WASHINGTON (AP) -- Auto industry allies hope to secure up to $50 billion in government loans this month that would pay to modernize plants and help struggling car makers build more fuel-efficient vehicles.
With Congress returning this coming week from its summer break, the industry plans an aggressive lobbying campaign for the low-interest loans. The situation is growing dire after months of tumbling sales, high gasoline prices and consumers' abandoning profitable trucks and sport utility vehicles.
Lawmakers authorized $25 billion in loans in last year's energy bill to help the companies build fuel-efficient vehicles such as hybrids and electric vehicles. With credit tight, automakers and suppliers now want lawmakers to come up with the money for the program - and expand the pool of money available to $50 billion over three years.
Industry leaders have argued that the loan guarantees are not a government bailout because it would hasten production of fuel-efficient vehicles and reduce dependence on imported oil.
"This is not about benefiting Wall Street," said Ford Motor Co.'s President of the Americas Mark Fields, referencing recent federal support for the investment firm Bear Stearns and troubled mortgage companies Fannie Mae and Freddie Mac. "This is benefiting Main Street, the working men and women. The auto industry is part of the backbone of the U.S. economy."
The low-interest loans, at rates of about 4 percent to 5 percent, would pay for up to 30 percent of the cost of retooling plants to build hybrids, plug-in hybrids, electric cars and other alternatives.
Ford and General Motors Corp.'s credit ratings have fallen below investment grade, making it difficult for the companies to borrow money at affordable rates. Chrysler, which has been heavily dependent upon truck sales, has been privately held since last year and faces similar problems accessing capital.

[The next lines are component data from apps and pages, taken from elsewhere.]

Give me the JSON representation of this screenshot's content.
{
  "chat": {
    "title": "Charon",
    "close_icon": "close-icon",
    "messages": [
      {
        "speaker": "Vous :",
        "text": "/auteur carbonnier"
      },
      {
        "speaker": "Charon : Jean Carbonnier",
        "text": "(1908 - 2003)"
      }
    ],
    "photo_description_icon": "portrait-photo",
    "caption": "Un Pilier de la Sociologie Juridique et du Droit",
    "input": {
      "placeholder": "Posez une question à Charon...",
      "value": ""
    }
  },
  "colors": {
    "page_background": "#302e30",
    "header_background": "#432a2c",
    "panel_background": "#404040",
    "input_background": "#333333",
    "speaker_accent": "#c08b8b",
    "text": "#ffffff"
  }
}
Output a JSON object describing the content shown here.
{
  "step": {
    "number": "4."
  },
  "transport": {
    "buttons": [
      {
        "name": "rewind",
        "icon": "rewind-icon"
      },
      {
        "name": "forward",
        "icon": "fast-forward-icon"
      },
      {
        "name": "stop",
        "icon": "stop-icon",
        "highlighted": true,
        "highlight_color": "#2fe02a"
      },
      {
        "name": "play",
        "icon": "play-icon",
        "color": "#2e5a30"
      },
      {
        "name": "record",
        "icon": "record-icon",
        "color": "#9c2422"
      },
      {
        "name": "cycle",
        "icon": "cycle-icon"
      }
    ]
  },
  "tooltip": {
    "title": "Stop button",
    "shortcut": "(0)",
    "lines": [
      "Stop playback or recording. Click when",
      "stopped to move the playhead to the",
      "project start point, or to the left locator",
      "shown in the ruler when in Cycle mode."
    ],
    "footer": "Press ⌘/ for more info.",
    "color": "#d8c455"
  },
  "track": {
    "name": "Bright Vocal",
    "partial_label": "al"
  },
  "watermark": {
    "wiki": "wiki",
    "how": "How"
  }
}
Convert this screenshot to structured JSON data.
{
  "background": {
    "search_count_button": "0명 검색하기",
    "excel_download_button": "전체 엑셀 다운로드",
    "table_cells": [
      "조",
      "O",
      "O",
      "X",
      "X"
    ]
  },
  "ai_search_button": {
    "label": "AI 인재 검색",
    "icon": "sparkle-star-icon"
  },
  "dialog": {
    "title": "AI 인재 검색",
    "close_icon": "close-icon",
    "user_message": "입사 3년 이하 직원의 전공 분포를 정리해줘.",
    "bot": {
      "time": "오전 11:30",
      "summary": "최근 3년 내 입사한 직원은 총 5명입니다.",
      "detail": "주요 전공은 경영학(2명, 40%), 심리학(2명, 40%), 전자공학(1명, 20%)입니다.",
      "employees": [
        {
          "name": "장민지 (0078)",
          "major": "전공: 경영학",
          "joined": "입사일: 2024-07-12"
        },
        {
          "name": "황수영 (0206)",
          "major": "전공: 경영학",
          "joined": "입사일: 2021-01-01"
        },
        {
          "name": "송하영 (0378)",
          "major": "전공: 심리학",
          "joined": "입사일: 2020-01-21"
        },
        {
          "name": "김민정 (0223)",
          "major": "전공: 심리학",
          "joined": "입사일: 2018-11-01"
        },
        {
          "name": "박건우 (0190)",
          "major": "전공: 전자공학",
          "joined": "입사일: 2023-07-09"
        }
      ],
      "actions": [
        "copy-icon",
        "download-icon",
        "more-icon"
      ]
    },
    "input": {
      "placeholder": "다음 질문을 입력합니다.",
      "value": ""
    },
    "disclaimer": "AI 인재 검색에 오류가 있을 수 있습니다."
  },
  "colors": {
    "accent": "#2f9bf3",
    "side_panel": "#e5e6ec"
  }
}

"This industry could fall down, literally, or be absorbed if they don't get something in place very soon. I think it's that severe," said Rep. Joe Knollenberg, R-Mich. "Something has to happen pretty quickly because they can't compete paying 15 to 20 percent (interest)."
Industry lobbyists pressed the issue at the recent presidential conventions in Denver and St. Paul, Minn., and members of Michigan's congressional delegation have talked to legislative leaders and the Bush administration about the program. Discussions surround a three-year plan that would make $25 billion in loans available in the first year, followed by $15 billion the second year and $10 billion in the third.
To provide $50 billion in loans, Congress would need to set aside about $7.5 billion to guard against a loan default.
Automakers want to secure the money for the loans before November's election because a new president and Congress could delay the companies' ability to access the loans.
The White House said last week it was talking to members of Congress and the industry about the financing. The issue, meanwhile, has gained a foothold in the presidential campaign in states with many auto workers such as Michigan and Ohio.
Democrat Barack Obama has criticized Republican rival John McCain for not supporting the full $50 billion loan program. McCain said last week he supported fully covering the $25 billion loan program in the energy law.
Congressional leaders have said they are open to an expanded program. But the industry will face a compressed schedule in an election year when many lawmakers will push to leave Washington so they can campaign for re-election this fall.
"We're hopeful that we're making an effective case to get this done between now and the end of this session," said John Bozzella, Chrysler's vice president of external affairs and public policy.
The loans would be available to foreign automakers, but the companies are not expected to seek the money because they are in a better financial situation and priority would be given to companies with plants 20 years or older.